| Supplied information |
────────────────────────────────────────

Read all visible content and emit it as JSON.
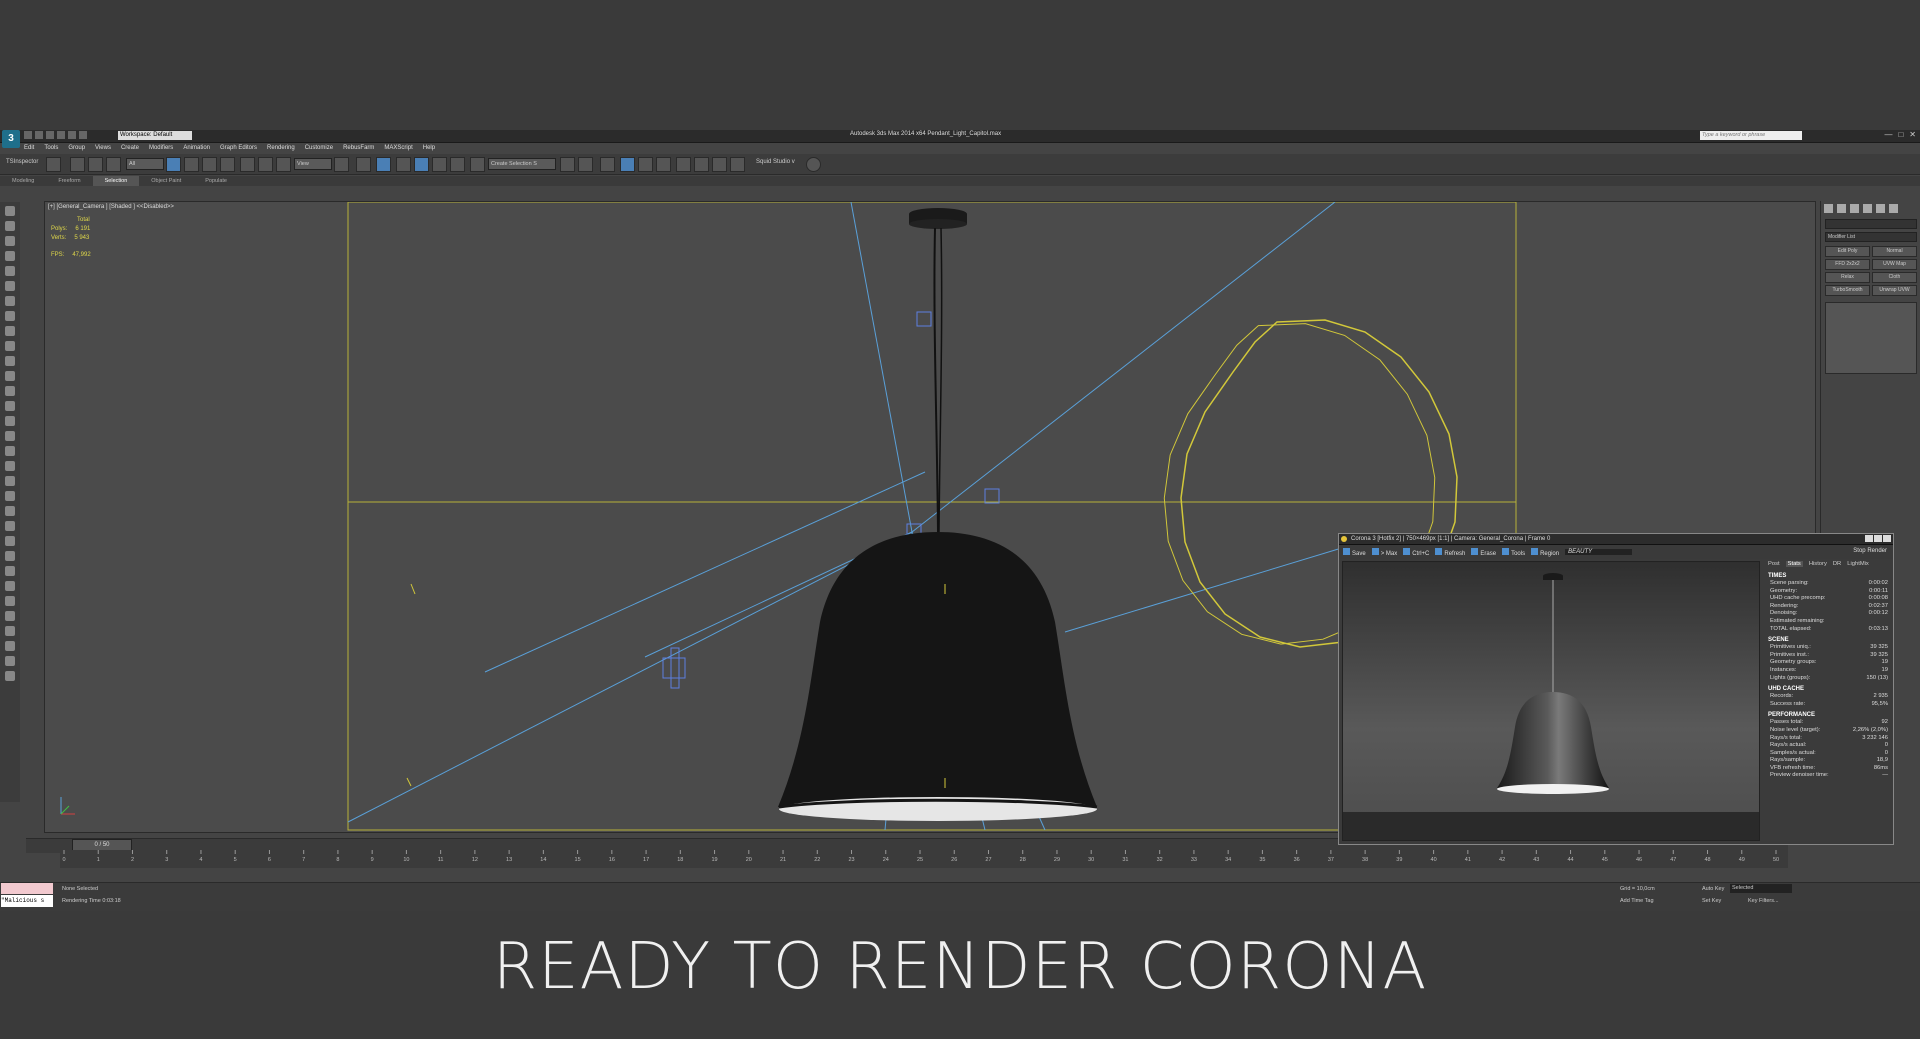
{
  "titlebar": {
    "workspace": "Workspace: Default",
    "title": "Autodesk 3ds Max  2014 x64    Pendant_Light_Capitol.max",
    "search_placeholder": "Type a keyword or phrase"
  },
  "menu": [
    "Edit",
    "Tools",
    "Group",
    "Views",
    "Create",
    "Modifiers",
    "Animation",
    "Graph Editors",
    "Rendering",
    "Customize",
    "RebusFarm",
    "MAXScript",
    "Help"
  ],
  "toolbar": {
    "ts_inspector": "TSInspector",
    "filter_all": "All",
    "view": "View",
    "create_selection": "Create Selection S",
    "squid_studio": "Squid Studio v"
  },
  "ribbon_tabs": [
    "Modeling",
    "Freeform",
    "Selection",
    "Object Paint",
    "Populate"
  ],
  "ribbon_active": "Selection",
  "viewport": {
    "label": "[+] [General_Camera ] [Shaded ]  <<Disabled>>",
    "stats": {
      "total_label": "Total",
      "polys_label": "Polys:",
      "polys_value": "6 191",
      "verts_label": "Verts:",
      "verts_value": "5 943",
      "fps_label": "FPS:",
      "fps_value": "47,992"
    }
  },
  "command_panel": {
    "modifier_list": "Modifier List",
    "buttons": [
      "Edit Poly",
      "Normal",
      "FFD 2x2x2",
      "UVW Map",
      "Relax",
      "Cloth",
      "TurboSmooth",
      "Unwrap UVW"
    ]
  },
  "timeline": {
    "frame_slider": "0 / 50",
    "ticks": [
      "0",
      "1",
      "2",
      "3",
      "4",
      "5",
      "6",
      "7",
      "8",
      "9",
      "10",
      "11",
      "12",
      "13",
      "14",
      "15",
      "16",
      "17",
      "18",
      "19",
      "20",
      "21",
      "22",
      "23",
      "24",
      "25",
      "26",
      "27",
      "28",
      "29",
      "30",
      "31",
      "32",
      "33",
      "34",
      "35",
      "36",
      "37",
      "38",
      "39",
      "40",
      "41",
      "42",
      "43",
      "44",
      "45",
      "46",
      "47",
      "48",
      "49",
      "50"
    ]
  },
  "status": {
    "maxscript": "\"Malicious s",
    "selection": "None Selected",
    "render_time": "Rendering Time  0:03:18",
    "grid": "Grid = 10,0cm",
    "add_time_tag": "Add Time Tag",
    "auto_key": "Auto Key",
    "auto_key_mode": "Selected",
    "set_key": "Set Key",
    "key_filters": "Key Filters..."
  },
  "vfb": {
    "title": "Corona 3 [Hotfix 2]  | 750×469px [1:1]  | Camera: General_Corona  | Frame 0",
    "tools": [
      "Save",
      "> Max",
      "Ctrl+C",
      "Refresh",
      "Erase",
      "Tools",
      "Region"
    ],
    "channel": "BEAUTY",
    "stop": "Stop",
    "render": "Render",
    "tabs": [
      "Post",
      "Stats",
      "History",
      "DR",
      "LightMix"
    ],
    "active_tab": "Stats",
    "sections": [
      {
        "title": "TIMES",
        "rows": [
          [
            "Scene parsing:",
            "0:00:02"
          ],
          [
            "Geometry:",
            "0:00:11"
          ],
          [
            "UHD cache precomp:",
            "0:00:08"
          ],
          [
            "Rendering:",
            "0:02:37"
          ],
          [
            "Denoising:",
            "0:00:12"
          ],
          [
            "Estimated remaining:",
            ""
          ],
          [
            "TOTAL elapsed:",
            "0:03:13"
          ]
        ]
      },
      {
        "title": "SCENE",
        "rows": [
          [
            "Primitives uniq.:",
            "39 325"
          ],
          [
            "Primitives inst.:",
            "39 325"
          ],
          [
            "Geometry groups:",
            "19"
          ],
          [
            "Instances:",
            "19"
          ],
          [
            "Lights (groups):",
            "150 (13)"
          ]
        ]
      },
      {
        "title": "UHD CACHE",
        "rows": [
          [
            "Records:",
            "2 935"
          ],
          [
            "Success rate:",
            "95,5%"
          ]
        ]
      },
      {
        "title": "PERFORMANCE",
        "rows": [
          [
            "Passes total:",
            "92"
          ],
          [
            "Noise level (target):",
            "2,26% (2,0%)"
          ],
          [
            "Rays/s total:",
            "3 232 146"
          ],
          [
            "Rays/s actual:",
            "0"
          ],
          [
            "Samples/s actual:",
            "0"
          ],
          [
            "Rays/sample:",
            "18,9"
          ],
          [
            "VFB refresh time:",
            "86ms"
          ],
          [
            "Preview denoiser time:",
            "—"
          ]
        ]
      }
    ]
  },
  "caption": "READY TO RENDER CORONA",
  "colors": {
    "accent": "#4a7fb5",
    "selection_yellow": "#b7b23a",
    "light_blue": "#5aa0d8"
  }
}
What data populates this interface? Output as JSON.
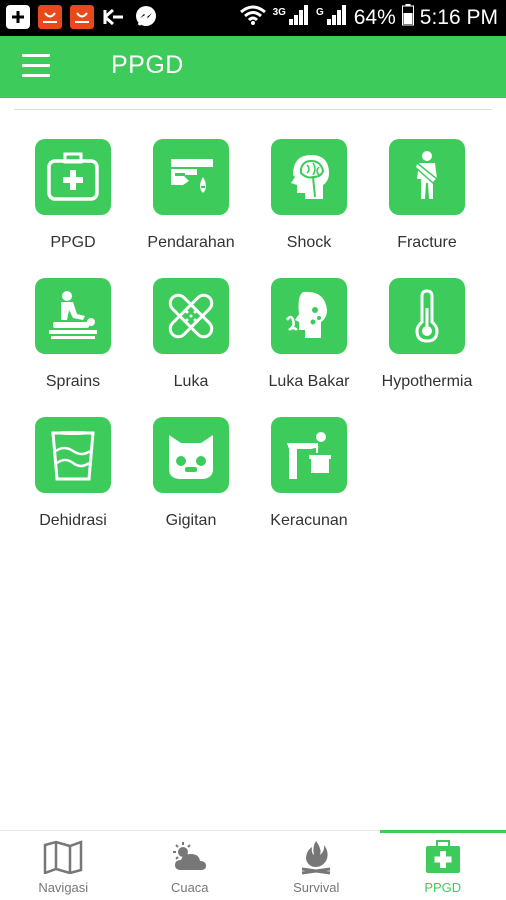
{
  "status_bar": {
    "battery": "64%",
    "time": "5:16 PM",
    "network_1": "3G",
    "network_2": "G",
    "icons": [
      "add-box-icon",
      "aliexpress-icon",
      "aliexpress-icon",
      "kaskus-icon",
      "messenger-icon",
      "wifi-icon",
      "signal-icon",
      "signal-icon",
      "battery-icon"
    ]
  },
  "app_bar": {
    "title": "PPGD",
    "menu_icon": "hamburger-menu-icon"
  },
  "colors": {
    "accent": "#3dcc5c",
    "text": "#333333",
    "nav_inactive": "#777777"
  },
  "grid": {
    "items": [
      {
        "label": "PPGD",
        "icon": "first-aid-kit-icon"
      },
      {
        "label": "Pendarahan",
        "icon": "bleeding-hand-icon"
      },
      {
        "label": "Shock",
        "icon": "head-brain-icon"
      },
      {
        "label": "Fracture",
        "icon": "arm-sling-icon"
      },
      {
        "label": "Sprains",
        "icon": "massage-icon"
      },
      {
        "label": "Luka",
        "icon": "bandage-icon"
      },
      {
        "label": "Luka Bakar",
        "icon": "burn-face-icon"
      },
      {
        "label": "Hypothermia",
        "icon": "thermometer-icon"
      },
      {
        "label": "Dehidrasi",
        "icon": "water-glass-icon"
      },
      {
        "label": "Gigitan",
        "icon": "animal-face-icon"
      },
      {
        "label": "Keracunan",
        "icon": "vomiting-person-icon"
      }
    ]
  },
  "bottom_nav": {
    "items": [
      {
        "label": "Navigasi",
        "icon": "map-icon",
        "active": false
      },
      {
        "label": "Cuaca",
        "icon": "weather-icon",
        "active": false
      },
      {
        "label": "Survival",
        "icon": "campfire-icon",
        "active": false
      },
      {
        "label": "PPGD",
        "icon": "first-aid-kit-icon",
        "active": true
      }
    ]
  }
}
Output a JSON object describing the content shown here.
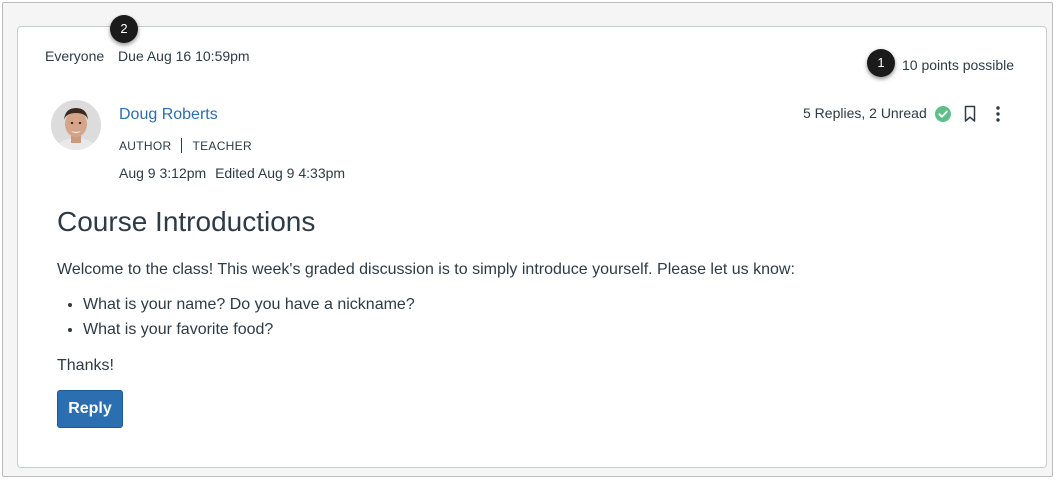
{
  "header": {
    "audience": "Everyone",
    "due": "Due Aug 16 10:59pm",
    "points": "10 points possible"
  },
  "callouts": [
    "1",
    "2"
  ],
  "author": {
    "name": "Doug Roberts",
    "role_primary": "AUTHOR",
    "role_secondary": "TEACHER",
    "posted": "Aug 9 3:12pm",
    "edited": "Edited Aug 9 4:33pm"
  },
  "status": {
    "replies": "5 Replies, 2 Unread"
  },
  "icons": {
    "check": "published-check-icon",
    "bookmark": "bookmark-icon",
    "menu": "kebab-menu-icon"
  },
  "post": {
    "title": "Course Introductions",
    "intro": "Welcome to the class! This week's graded discussion is to simply introduce yourself. Please let us know:",
    "bullets": [
      "What is your name? Do you have a nickname?",
      "What is your favorite food?"
    ],
    "closing": "Thanks!"
  },
  "actions": {
    "reply_label": "Reply"
  },
  "colors": {
    "accent": "#2b6fb0",
    "check": "#5fbf8a",
    "text": "#2d3b45"
  }
}
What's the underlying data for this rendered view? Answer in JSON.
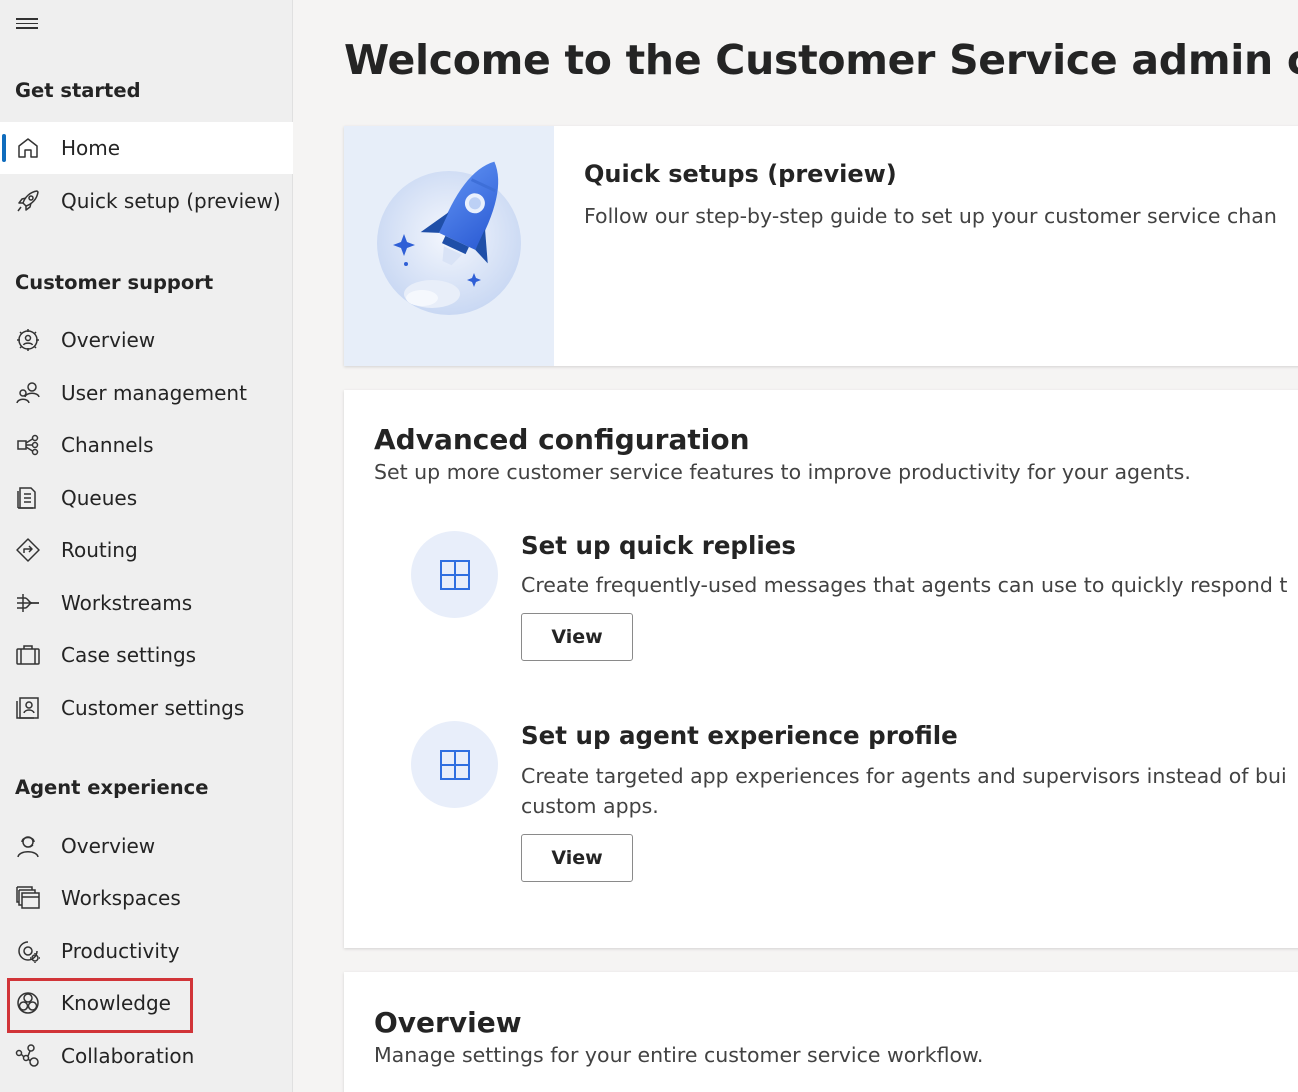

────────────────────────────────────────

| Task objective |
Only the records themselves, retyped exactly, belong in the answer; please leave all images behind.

| Written answer |
Read all visible content and emit it as JSON.
{
  "titlebar": {
    "workspace": "Workspace: Default",
    "title": "Autodesk 3ds Max  2014 x64    Pendant_Light_Capitol.max",
    "search_placeholder": "Type a keyword or phrase"
  },
  "menu": [
    "Edit",
    "Tools",
    "Group",
    "Views",
    "Create",
    "Modifiers",
    "Animation",
    "Graph Editors",
    "Rendering",
    "Customize",
    "RebusFarm",
    "MAXScript",
    "Help"
  ],
  "toolbar": {
    "ts_inspector": "TSInspector",
    "filter_all": "All",
    "view": "View",
    "create_selection": "Create Selection S",
    "squid_studio": "Squid Studio v"
  },
  "ribbon_tabs": [
    "Modeling",
    "Freeform",
    "Selection",
    "Object Paint",
    "Populate"
  ],
  "ribbon_active": "Selection",
  "viewport": {
    "label": "[+] [General_Camera ] [Shaded ]  <<Disabled>>",
    "stats": {
      "total_label": "Total",
      "polys_label": "Polys:",
      "polys_value": "6 191",
      "verts_label": "Verts:",
      "verts_value": "5 943",
      "fps_label": "FPS:",
      "fps_value": "47,992"
    }
  },
  "command_panel": {
    "modifier_list": "Modifier List",
    "buttons": [
      "Edit Poly",
      "Normal",
      "FFD 2x2x2",
      "UVW Map",
      "Relax",
      "Cloth",
      "TurboSmooth",
      "Unwrap UVW"
    ]
  },
  "timeline": {
    "frame_slider": "0 / 50",
    "ticks": [
      "0",
      "1",
      "2",
      "3",
      "4",
      "5",
      "6",
      "7",
      "8",
      "9",
      "10",
      "11",
      "12",
      "13",
      "14",
      "15",
      "16",
      "17",
      "18",
      "19",
      "20",
      "21",
      "22",
      "23",
      "24",
      "25",
      "26",
      "27",
      "28",
      "29",
      "30",
      "31",
      "32",
      "33",
      "34",
      "35",
      "36",
      "37",
      "38",
      "39",
      "40",
      "41",
      "42",
      "43",
      "44",
      "45",
      "46",
      "47",
      "48",
      "49",
      "50"
    ]
  },
  "status": {
    "maxscript": "\"Malicious s",
    "selection": "None Selected",
    "render_time": "Rendering Time  0:03:18",
    "grid": "Grid = 10,0cm",
    "add_time_tag": "Add Time Tag",
    "auto_key": "Auto Key",
    "auto_key_mode": "Selected",
    "set_key": "Set Key",
    "key_filters": "Key Filters..."
  },
  "vfb": {
    "title": "Corona 3 [Hotfix 2]  | 750×469px [1:1]  | Camera: General_Corona  | Frame 0",
    "tools": [
      "Save",
      "> Max",
      "Ctrl+C",
      "Refresh",
      "Erase",
      "Tools",
      "Region"
    ],
    "channel": "BEAUTY",
    "stop": "Stop",
    "render": "Render",
    "tabs": [
      "Post",
      "Stats",
      "History",
      "DR",
      "LightMix"
    ],
    "active_tab": "Stats",
    "sections": [
      {
        "title": "TIMES",
        "rows": [
          [
            "Scene parsing:",
            "0:00:02"
          ],
          [
            "Geometry:",
            "0:00:11"
          ],
          [
            "UHD cache precomp:",
            "0:00:08"
          ],
          [
            "Rendering:",
            "0:02:37"
          ],
          [
            "Denoising:",
            "0:00:12"
          ],
          [
            "Estimated remaining:",
            ""
          ],
          [
            "TOTAL elapsed:",
            "0:03:13"
          ]
        ]
      },
      {
        "title": "SCENE",
        "rows": [
          [
            "Primitives uniq.:",
            "39 325"
          ],
          [
            "Primitives inst.:",
            "39 325"
          ],
          [
            "Geometry groups:",
            "19"
          ],
          [
            "Instances:",
            "19"
          ],
          [
            "Lights (groups):",
            "150 (13)"
          ]
        ]
      },
      {
        "title": "UHD CACHE",
        "rows": [
          [
            "Records:",
            "2 935"
          ],
          [
            "Success rate:",
            "95,5%"
          ]
        ]
      },
      {
        "title": "PERFORMANCE",
        "rows": [
          [
            "Passes total:",
            "92"
          ],
          [
            "Noise level (target):",
            "2,26% (2,0%)"
          ],
          [
            "Rays/s total:",
            "3 232 146"
          ],
          [
            "Rays/s actual:",
            "0"
          ],
          [
            "Samples/s actual:",
            "0"
          ],
          [
            "Rays/sample:",
            "18,9"
          ],
          [
            "VFB refresh time:",
            "86ms"
          ],
          [
            "Preview denoiser time:",
            "—"
          ]
        ]
      }
    ]
  },
  "caption": "READY TO RENDER CORONA",
  "colors": {
    "accent": "#4a7fb5",
    "selection_yellow": "#b7b23a",
    "light_blue": "#5aa0d8"
  }
}
What data populates this interface? Output as JSON.
{
  "status_bar": {
    "battery": "64%",
    "time": "5:16 PM",
    "network_1": "3G",
    "network_2": "G",
    "icons": [
      "add-box-icon",
      "aliexpress-icon",
      "aliexpress-icon",
      "kaskus-icon",
      "messenger-icon",
      "wifi-icon",
      "signal-icon",
      "signal-icon",
      "battery-icon"
    ]
  },
  "app_bar": {
    "title": "PPGD",
    "menu_icon": "hamburger-menu-icon"
  },
  "colors": {
    "accent": "#3dcc5c",
    "text": "#333333",
    "nav_inactive": "#777777"
  },
  "grid": {
    "items": [
      {
        "label": "PPGD",
        "icon": "first-aid-kit-icon"
      },
      {
        "label": "Pendarahan",
        "icon": "bleeding-hand-icon"
      },
      {
        "label": "Shock",
        "icon": "head-brain-icon"
      },
      {
        "label": "Fracture",
        "icon": "arm-sling-icon"
      },
      {
        "label": "Sprains",
        "icon": "massage-icon"
      },
      {
        "label": "Luka",
        "icon": "bandage-icon"
      },
      {
        "label": "Luka Bakar",
        "icon": "burn-face-icon"
      },
      {
        "label": "Hypothermia",
        "icon": "thermometer-icon"
      },
      {
        "label": "Dehidrasi",
        "icon": "water-glass-icon"
      },
      {
        "label": "Gigitan",
        "icon": "animal-face-icon"
      },
      {
        "label": "Keracunan",
        "icon": "vomiting-person-icon"
      }
    ]
  },
  "bottom_nav": {
    "items": [
      {
        "label": "Navigasi",
        "icon": "map-icon",
        "active": false
      },
      {
        "label": "Cuaca",
        "icon": "weather-icon",
        "active": false
      },
      {
        "label": "Survival",
        "icon": "campfire-icon",
        "active": false
      },
      {
        "label": "PPGD",
        "icon": "first-aid-kit-icon",
        "active": true
      }
    ]
  }
}
Output a JSON object describing the content shown here.
{
  "header": {
    "audience": "Everyone",
    "due": "Due Aug 16 10:59pm",
    "points": "10 points possible"
  },
  "callouts": [
    "1",
    "2"
  ],
  "author": {
    "name": "Doug Roberts",
    "role_primary": "AUTHOR",
    "role_secondary": "TEACHER",
    "posted": "Aug 9 3:12pm",
    "edited": "Edited Aug 9 4:33pm"
  },
  "status": {
    "replies": "5 Replies, 2 Unread"
  },
  "icons": {
    "check": "published-check-icon",
    "bookmark": "bookmark-icon",
    "menu": "kebab-menu-icon"
  },
  "post": {
    "title": "Course Introductions",
    "intro": "Welcome to the class! This week's graded discussion is to simply introduce yourself. Please let us know:",
    "bullets": [
      "What is your name? Do you have a nickname?",
      "What is your favorite food?"
    ],
    "closing": "Thanks!"
  },
  "actions": {
    "reply_label": "Reply"
  },
  "colors": {
    "accent": "#2b6fb0",
    "check": "#5fbf8a",
    "text": "#2d3b45"
  }
}
What's the underlying data for this rendered view? Answer in JSON.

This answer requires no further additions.